Home Innovation Public Safety: Figuring Out the Retention Puzzle

Public Safety: Figuring Out the Retention Puzzle


By Allison G. S. Knox
Contributor, EDM Digest

Many towns and counties throughout the country staff their rescue squads and fire departments with willing volunteers from the community. For decades, this system has worked well as many people throughout the community have wanted to give back and to make a difference. Many towns and cities have historical photos of the first volunteer fire departments for their town and city and - in many cases - these departments were quite large.

In the last few years, however, many towns and cities throughout the United States have encountered major issues with volunteer retention. Some agencies have struggled to respond to calls while others have struggled to hold onto members.  One volunteer Emergency Medical Services (EMS) agency closed its doors due to a lack of funding. Another EMS agency closed its doors due to a lack of volunteers.

In many cases, town officials have voted to eliminate volunteer agencies because they have not been able to appropriately provide fire and emergency medical services care. As volunteers dry up, those in leadership positions are trying to figure out how to keep their membership base full.  Would specialized training help?

The Retention Dilemma

Numerous ambulance agencies throughout the country have had trouble keeping their ambulances staffed. It is difficult, at times, because volunteers need additional income and volunteer work - of course - does not pay. Volunteer agencies, however, need volunteers to staff their trucks. When they have fewer volunteers, it becomes difficult to maintain a budget with the town that would provide the additional resources an agency needs to attract more volunteers.

Additionally, it can be hard to staff an agency with good emergency medical technicians and paramedics when retention is already suffering. Thus, volunteer agencies are stuck in a conundrum of trying to recruit and retain volunteers for their agency.

Specialized Training

For a volunteer company struggling to maintain members, the thought of trying to increase a budget is a daunting idea; the agency simply may not have the support of their local government to do it. However, offering a specialized training program in swift water rescue, or other specialized areas, may be very beneficial to a volunteer agency. It may be the one thing that keeps volunteers flocking to the agency and improves retention.

Many volunteer agencies throughout the country are having a difficult time keeping members because of a variety of different factors. Because of this, it may be prudent for a volunteer agency to offer specialized training. It may be the very thing that keeps members coming in the doors.

Ultimately, volunteer ambulance companies must continue to initiate intriguing retention strategies to keep members staffing their trucks.
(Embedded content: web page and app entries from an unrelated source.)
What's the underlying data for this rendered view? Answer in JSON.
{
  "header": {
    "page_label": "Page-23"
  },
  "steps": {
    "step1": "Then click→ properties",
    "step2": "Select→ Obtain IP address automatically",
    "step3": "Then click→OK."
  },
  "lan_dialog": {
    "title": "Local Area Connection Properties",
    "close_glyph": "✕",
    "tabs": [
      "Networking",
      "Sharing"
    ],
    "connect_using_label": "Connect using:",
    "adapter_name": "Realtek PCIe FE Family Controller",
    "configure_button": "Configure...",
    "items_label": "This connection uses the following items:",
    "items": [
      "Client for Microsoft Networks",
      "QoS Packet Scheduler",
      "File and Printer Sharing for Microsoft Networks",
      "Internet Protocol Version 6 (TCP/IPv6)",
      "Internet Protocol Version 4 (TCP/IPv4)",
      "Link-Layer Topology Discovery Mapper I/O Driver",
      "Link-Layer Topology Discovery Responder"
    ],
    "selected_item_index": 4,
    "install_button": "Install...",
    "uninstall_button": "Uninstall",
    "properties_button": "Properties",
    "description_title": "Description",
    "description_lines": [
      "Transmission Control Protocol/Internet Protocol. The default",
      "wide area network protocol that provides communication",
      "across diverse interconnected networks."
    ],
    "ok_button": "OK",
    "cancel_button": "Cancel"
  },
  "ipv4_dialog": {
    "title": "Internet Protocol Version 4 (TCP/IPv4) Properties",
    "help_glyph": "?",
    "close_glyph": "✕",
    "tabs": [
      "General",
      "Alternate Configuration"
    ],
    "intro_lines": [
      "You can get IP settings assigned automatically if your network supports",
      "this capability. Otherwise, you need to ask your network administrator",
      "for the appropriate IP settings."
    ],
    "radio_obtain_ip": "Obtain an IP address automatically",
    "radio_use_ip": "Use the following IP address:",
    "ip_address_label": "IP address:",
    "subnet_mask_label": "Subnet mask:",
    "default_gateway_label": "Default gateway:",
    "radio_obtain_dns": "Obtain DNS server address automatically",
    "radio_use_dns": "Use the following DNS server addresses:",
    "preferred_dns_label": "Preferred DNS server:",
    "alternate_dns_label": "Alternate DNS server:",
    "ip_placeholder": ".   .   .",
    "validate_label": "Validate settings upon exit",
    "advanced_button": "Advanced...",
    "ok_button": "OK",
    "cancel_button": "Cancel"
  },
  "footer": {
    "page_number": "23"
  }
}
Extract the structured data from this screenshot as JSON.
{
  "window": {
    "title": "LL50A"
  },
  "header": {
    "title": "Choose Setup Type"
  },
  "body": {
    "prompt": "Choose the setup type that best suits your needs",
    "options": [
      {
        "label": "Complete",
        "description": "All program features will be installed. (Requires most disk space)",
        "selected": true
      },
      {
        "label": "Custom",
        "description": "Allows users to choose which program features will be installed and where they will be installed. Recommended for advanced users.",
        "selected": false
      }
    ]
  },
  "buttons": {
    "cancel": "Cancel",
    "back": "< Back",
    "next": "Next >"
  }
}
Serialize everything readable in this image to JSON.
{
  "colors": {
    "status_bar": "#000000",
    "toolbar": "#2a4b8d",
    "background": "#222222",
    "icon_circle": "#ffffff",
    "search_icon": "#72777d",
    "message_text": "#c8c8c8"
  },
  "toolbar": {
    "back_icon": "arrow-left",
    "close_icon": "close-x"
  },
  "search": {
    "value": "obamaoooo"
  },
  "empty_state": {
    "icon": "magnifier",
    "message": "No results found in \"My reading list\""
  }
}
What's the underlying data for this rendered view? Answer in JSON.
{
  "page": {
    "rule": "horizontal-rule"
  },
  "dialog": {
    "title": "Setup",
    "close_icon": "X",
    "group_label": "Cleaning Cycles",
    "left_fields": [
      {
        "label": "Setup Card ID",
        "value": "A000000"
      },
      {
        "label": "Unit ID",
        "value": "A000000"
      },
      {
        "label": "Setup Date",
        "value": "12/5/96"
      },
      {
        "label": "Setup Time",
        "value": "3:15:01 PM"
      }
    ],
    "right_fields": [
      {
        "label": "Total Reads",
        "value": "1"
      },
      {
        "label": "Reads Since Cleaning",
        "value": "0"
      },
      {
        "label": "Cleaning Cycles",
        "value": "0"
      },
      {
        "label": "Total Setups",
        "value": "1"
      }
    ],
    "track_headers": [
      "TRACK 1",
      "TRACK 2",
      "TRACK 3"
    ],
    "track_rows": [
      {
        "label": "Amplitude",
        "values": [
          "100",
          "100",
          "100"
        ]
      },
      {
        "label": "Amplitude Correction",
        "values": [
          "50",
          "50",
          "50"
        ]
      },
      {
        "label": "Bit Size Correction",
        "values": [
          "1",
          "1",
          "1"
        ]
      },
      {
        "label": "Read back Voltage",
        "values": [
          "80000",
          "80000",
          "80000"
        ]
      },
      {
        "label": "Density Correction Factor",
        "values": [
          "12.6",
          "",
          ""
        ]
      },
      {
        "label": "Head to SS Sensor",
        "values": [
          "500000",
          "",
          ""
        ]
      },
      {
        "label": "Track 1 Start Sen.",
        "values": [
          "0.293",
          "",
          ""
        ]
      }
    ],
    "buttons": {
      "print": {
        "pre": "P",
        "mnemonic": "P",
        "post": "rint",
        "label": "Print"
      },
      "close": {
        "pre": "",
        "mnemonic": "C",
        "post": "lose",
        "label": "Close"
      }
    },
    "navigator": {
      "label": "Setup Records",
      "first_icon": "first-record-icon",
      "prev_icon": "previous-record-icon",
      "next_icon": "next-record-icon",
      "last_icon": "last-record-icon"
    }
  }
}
Allison G. S. Knox Passionate about the issues affecting ambulances and disaster management, Allison focuses on Emergency Management and Emergency Medical Services policy. Allison has taught at the undergraduate level since 2010. Prior to teaching, she worked in a level-one trauma center emergency department and for a member of Congress in Washington, D.C. She holds four master’s degrees in Emergency Management, National Security Studies, International Relations, and History; a Graduate Certificate in Homeland Security; and a Bachelor of Arts in Political Science. Allison is an Emergency Medical Technician, Lifeguard, and Lifeguard Instructor, and is trained in Technical Large Animal Emergency Rescue. She serves on the Board of Trustees for Pi Gamma Mu International Honor Society as Chancellor of the Southeast Region, Vice Chair of the Tactical Emergency Medical Support Committee with the International Public Safety Association, and serves as the Advocacy Coordinator of Virginia with the National Association of Emergency Medical Technicians. She is also a member of several committees including the Editorial Committee with APCO, the Rescue Task Force Committee with the International Public Safety Association, and the Advocacy Committee with the National Association of Emergency Medical Technicians. She also serves as Chair of the Leadership Development Program for the 2020 Pi Gamma Mu Triennial Convention. Allison has published several book reviews and continues to write about issues affecting ambulances, emergency management, and homeland security.